**Aim of the task:** All of the lines below should be copied word for word.
┌─ Information given
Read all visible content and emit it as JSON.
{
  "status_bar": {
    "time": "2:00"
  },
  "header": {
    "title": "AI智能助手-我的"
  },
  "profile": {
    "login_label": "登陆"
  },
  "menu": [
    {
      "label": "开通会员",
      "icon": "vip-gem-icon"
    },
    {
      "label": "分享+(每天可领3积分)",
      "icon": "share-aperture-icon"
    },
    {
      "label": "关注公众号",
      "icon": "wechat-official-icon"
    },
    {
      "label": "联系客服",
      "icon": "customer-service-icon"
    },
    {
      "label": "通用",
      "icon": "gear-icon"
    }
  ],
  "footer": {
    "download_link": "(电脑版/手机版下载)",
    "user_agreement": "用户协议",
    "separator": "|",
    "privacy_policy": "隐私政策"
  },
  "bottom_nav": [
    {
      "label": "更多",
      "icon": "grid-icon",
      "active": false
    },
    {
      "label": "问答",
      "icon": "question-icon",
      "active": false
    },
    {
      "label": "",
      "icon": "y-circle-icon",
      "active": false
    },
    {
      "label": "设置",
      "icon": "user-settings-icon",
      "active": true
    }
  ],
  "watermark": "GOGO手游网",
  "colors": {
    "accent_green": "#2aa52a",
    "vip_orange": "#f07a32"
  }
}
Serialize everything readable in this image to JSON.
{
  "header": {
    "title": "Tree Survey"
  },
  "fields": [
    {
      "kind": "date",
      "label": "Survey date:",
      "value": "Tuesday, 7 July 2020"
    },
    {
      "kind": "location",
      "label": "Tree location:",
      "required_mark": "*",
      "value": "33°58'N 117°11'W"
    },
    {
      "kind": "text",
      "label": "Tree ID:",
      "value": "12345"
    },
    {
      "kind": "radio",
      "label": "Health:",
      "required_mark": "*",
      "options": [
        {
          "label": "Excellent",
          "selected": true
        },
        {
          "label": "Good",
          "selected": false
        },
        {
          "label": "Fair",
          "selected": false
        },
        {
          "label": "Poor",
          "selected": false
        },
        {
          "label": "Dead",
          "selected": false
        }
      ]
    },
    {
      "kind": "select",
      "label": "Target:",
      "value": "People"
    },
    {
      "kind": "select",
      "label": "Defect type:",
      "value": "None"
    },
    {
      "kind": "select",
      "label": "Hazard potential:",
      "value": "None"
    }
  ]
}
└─
**Solution:**
Read all visible content and emit it as JSON.
{
  "status_bar": {
    "time": "2:00"
  },
  "header": {
    "title": "AI智能助手-我的"
  },
  "profile": {
    "login_label": "登陆"
  },
  "menu": [
    {
      "label": "开通会员",
      "icon": "vip-gem-icon"
    },
    {
      "label": "分享+(每天可领3积分)",
      "icon": "share-aperture-icon"
    },
    {
      "label": "关注公众号",
      "icon": "wechat-official-icon"
    },
    {
      "label": "联系客服",
      "icon": "customer-service-icon"
    },
    {
      "label": "通用",
      "icon": "gear-icon"
    }
  ],
  "footer": {
    "download_link": "(电脑版/手机版下载)",
    "user_agreement": "用户协议",
    "separator": "|",
    "privacy_policy": "隐私政策"
  },
  "bottom_nav": [
    {
      "label": "更多",
      "icon": "grid-icon",
      "active": false
    },
    {
      "label": "问答",
      "icon": "question-icon",
      "active": false
    },
    {
      "label": "",
      "icon": "y-circle-icon",
      "active": false
    },
    {
      "label": "设置",
      "icon": "user-settings-icon",
      "active": true
    }
  ],
  "watermark": "GOGO手游网",
  "colors": {
    "accent_green": "#2aa52a",
    "vip_orange": "#f07a32"
  }
}
Serialize everything readable in this image to JSON.
{
  "header": {
    "title": "Tree Survey"
  },
  "fields": [
    {
      "kind": "date",
      "label": "Survey date:",
      "value": "Tuesday, 7 July 2020"
    },
    {
      "kind": "location",
      "label": "Tree location:",
      "required_mark": "*",
      "value": "33°58'N 117°11'W"
    },
    {
      "kind": "text",
      "label": "Tree ID:",
      "value": "12345"
    },
    {
      "kind": "radio",
      "label": "Health:",
      "required_mark": "*",
      "options": [
        {
          "label": "Excellent",
          "selected": true
        },
        {
          "label": "Good",
          "selected": false
        },
        {
          "label": "Fair",
          "selected": false
        },
        {
          "label": "Poor",
          "selected": false
        },
        {
          "label": "Dead",
          "selected": false
        }
      ]
    },
    {
      "kind": "select",
      "label": "Target:",
      "value": "People"
    },
    {
      "kind": "select",
      "label": "Defect type:",
      "value": "None"
    },
    {
      "kind": "select",
      "label": "Hazard potential:",
      "value": "None"
    }
  ]
}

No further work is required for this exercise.